• **Exercise details**:
Where the string "eyebrow" appears in a line of the data, show that line.

• **Material provided**:
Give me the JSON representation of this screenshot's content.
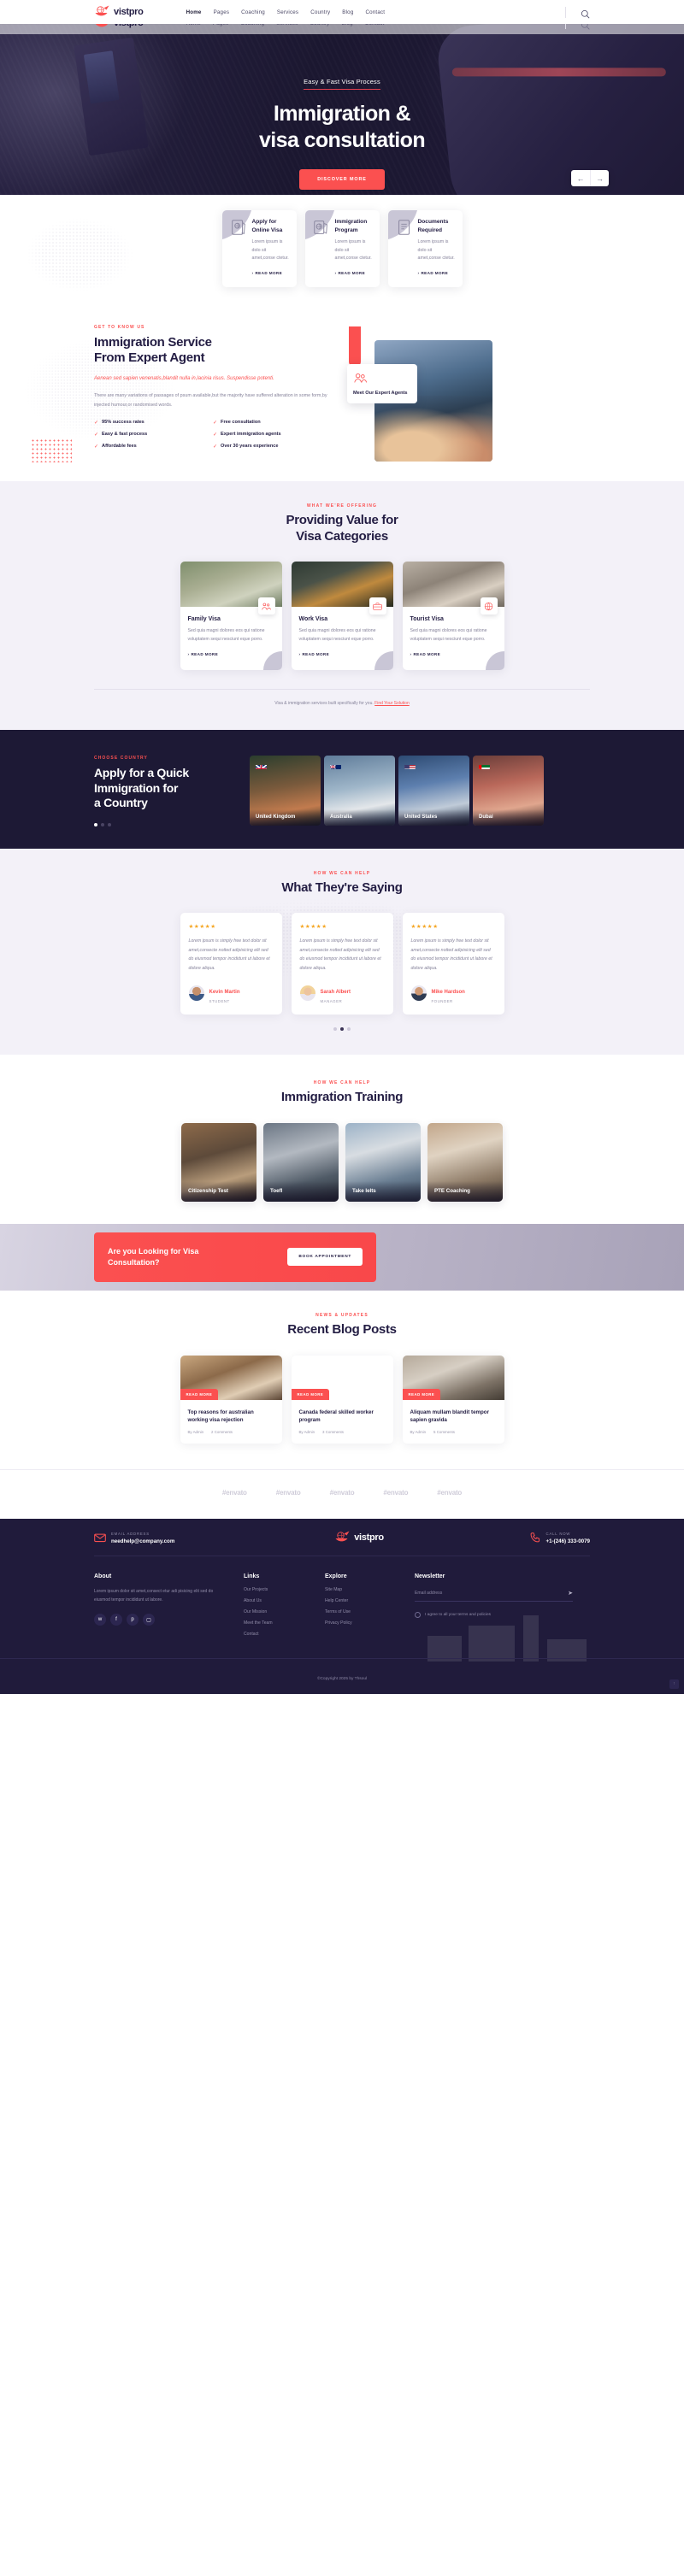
{
  "brand": {
    "name": "vistpro",
    "accent": "#fb5050",
    "dark": "#1d1935"
  },
  "header": {
    "nav": [
      {
        "label": "Home",
        "active": true
      },
      {
        "label": "Pages",
        "active": false
      },
      {
        "label": "Coaching",
        "active": false
      },
      {
        "label": "Services",
        "active": false
      },
      {
        "label": "Country",
        "active": false
      },
      {
        "label": "Blog",
        "active": false
      },
      {
        "label": "Contact",
        "active": false
      }
    ],
    "search_icon": "search-icon"
  },
  "hero": {
    "eyebrow": "Easy & Fast Visa Process",
    "title_line1": "Immigration &",
    "title_line2": "visa consultation",
    "cta": "DISCOVER MORE",
    "prev": "←",
    "next": "→"
  },
  "services": [
    {
      "title": "Apply for Online Visa",
      "desc": "Lorem ipsum is dolo sit amet,conse ctetur.",
      "link": "READ MORE",
      "icon": "passport-icon"
    },
    {
      "title": "Immigration Program",
      "desc": "Lorem ipsum is dolo sit amet,conse ctetur.",
      "link": "READ MORE",
      "icon": "globe-passport-icon"
    },
    {
      "title": "Documents Required",
      "desc": "Lorem ipsum is dolo sit amet,conse ctetur.",
      "link": "READ MORE",
      "icon": "document-icon"
    }
  ],
  "about": {
    "eyebrow": "GET TO KNOW US",
    "title_line1": "Immigration Service",
    "title_line2": "From Expert Agent",
    "lead": "Aenean sed sapien venenatis,blandit nulla in,lacinia risus. Suspendisse potenti.",
    "para": "There are many variations of passages of psum available,but the majority have suffered alteration in some form,by injected humour,or randomised words.",
    "features": [
      "95% success rates",
      "Free consultation",
      "Easy & fast process",
      "Expert immigration agents",
      "Affordable fees",
      "Over 30 years experience"
    ],
    "badge_title": "Meet Our Expert Agents",
    "badge_icon": "agents-icon"
  },
  "categories": {
    "eyebrow": "WHAT WE'RE OFFERING",
    "title_line1": "Providing Value for",
    "title_line2": "Visa Categories",
    "cards": [
      {
        "title": "Family Visa",
        "desc": "Sed quia magni dolores eos qui ratione voluptatem sequi nesciunt eque porro.",
        "link": "READ MORE",
        "icon": "family-icon"
      },
      {
        "title": "Work Visa",
        "desc": "Sed quia magni dolores eos qui ratione voluptatem sequi nesciunt eque porro.",
        "link": "READ MORE",
        "icon": "work-icon"
      },
      {
        "title": "Tourist Visa",
        "desc": "Sed quia magni dolores eos qui ratione voluptatem sequi nesciunt eque porro.",
        "link": "READ MORE",
        "icon": "tourist-icon"
      }
    ],
    "note_text": "Visa & immigration services built specifically for you.",
    "note_link": "Find Your Solution"
  },
  "country": {
    "eyebrow": "CHOOSE COUNTRY",
    "title_line1": "Apply for a Quick",
    "title_line2": "Immigration for",
    "title_line3": "a Country",
    "cards": [
      {
        "name": "United Kingdom",
        "flag": "uk-flag-icon"
      },
      {
        "name": "Australia",
        "flag": "australia-flag-icon"
      },
      {
        "name": "United States",
        "flag": "usa-flag-icon"
      },
      {
        "name": "Dubai",
        "flag": "uae-flag-icon"
      }
    ],
    "pager": [
      true,
      false,
      false
    ]
  },
  "testimonials": {
    "eyebrow": "HOW WE CAN HELP",
    "title": "What They're Saying",
    "items": [
      {
        "stars": "★★★★★",
        "quote": "Lorem ipsum is simply free text dolor sit amet,consecte notted adipisicing elit sed do eiusmod tempor incididunt ut labore et dolore aliqua.",
        "name": "Kevin Martin",
        "role": "STUDENT"
      },
      {
        "stars": "★★★★★",
        "quote": "Lorem ipsum is simply free text dolor sit amet,consecte notted adipisicing elit sed do eiusmod tempor incididunt ut labore et dolore aliqua.",
        "name": "Sarah Albert",
        "role": "MANAGER"
      },
      {
        "stars": "★★★★★",
        "quote": "Lorem ipsum is simply free text dolor sit amet,consecte notted adipisicing elit sed do eiusmod tempor incididunt ut labore et dolore aliqua.",
        "name": "Mike Hardson",
        "role": "FOUNDER"
      }
    ],
    "pager": [
      false,
      true,
      false
    ]
  },
  "training": {
    "eyebrow": "HOW WE CAN HELP",
    "title": "Immigration Training",
    "cards": [
      {
        "label": "Citizenship Test"
      },
      {
        "label": "Toefl"
      },
      {
        "label": "Take Ielts"
      },
      {
        "label": "PTE Coaching"
      }
    ]
  },
  "cta": {
    "title_line1": "Are you Looking for Visa",
    "title_line2": "Consultation?",
    "button": "BOOK APPOINTMENT"
  },
  "blog": {
    "eyebrow": "NEWS & UPDATES",
    "title": "Recent Blog Posts",
    "posts": [
      {
        "tag": "READ MORE",
        "title": "Top reasons for australian working visa rejection",
        "author": "By Admin",
        "comments": "2 Comments"
      },
      {
        "tag": "READ MORE",
        "title": "Canada federal skilled worker program",
        "author": "By Admin",
        "comments": "3 Comments"
      },
      {
        "tag": "READ MORE",
        "title": "Aliquam mullam blandit tempor sapien gravida",
        "author": "By Admin",
        "comments": "5 Comments"
      }
    ]
  },
  "brands": [
    "#envato",
    "#envato",
    "#envato",
    "#envato",
    "#envato"
  ],
  "footer": {
    "email_label": "EMAIL ADDRESS",
    "email_value": "needhelp@company.com",
    "phone_label": "CALL NOW",
    "phone_value": "+1-(246) 333-0079",
    "logo": "vistpro",
    "about": {
      "heading": "About",
      "text": "Lorem ipsum dolor sit amet,consect etur adi pisicing elit sed do eiusmod tempor incididunt ut labore.",
      "socials": [
        "twitter-icon",
        "facebook-icon",
        "pinterest-icon",
        "instagram-icon"
      ]
    },
    "links": {
      "heading": "Links",
      "items": [
        "Our Projects",
        "About Us",
        "Our Mission",
        "Meet the Team",
        "Contact"
      ]
    },
    "explore": {
      "heading": "Explore",
      "items": [
        "Site Map",
        "Help Center",
        "Terms of Use",
        "Privacy Policy"
      ]
    },
    "newsletter": {
      "heading": "Newsletter",
      "placeholder": "Email address",
      "send_icon": "send-icon",
      "agree": "I agree to all your terms and policies"
    },
    "copyright": "©Copyright 2025 by Thsoul",
    "back_to_top": "↑"
  }
}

• **Response**:
    "eyebrow": "Easy & Fast Visa Process",
    "eyebrow": "GET TO KNOW US",
    "eyebrow": "WHAT WE'RE OFFERING",
    "eyebrow": "CHOOSE COUNTRY",
    "eyebrow": "HOW WE CAN HELP",
    "eyebrow": "HOW WE CAN HELP",
    "eyebrow": "NEWS & UPDATES",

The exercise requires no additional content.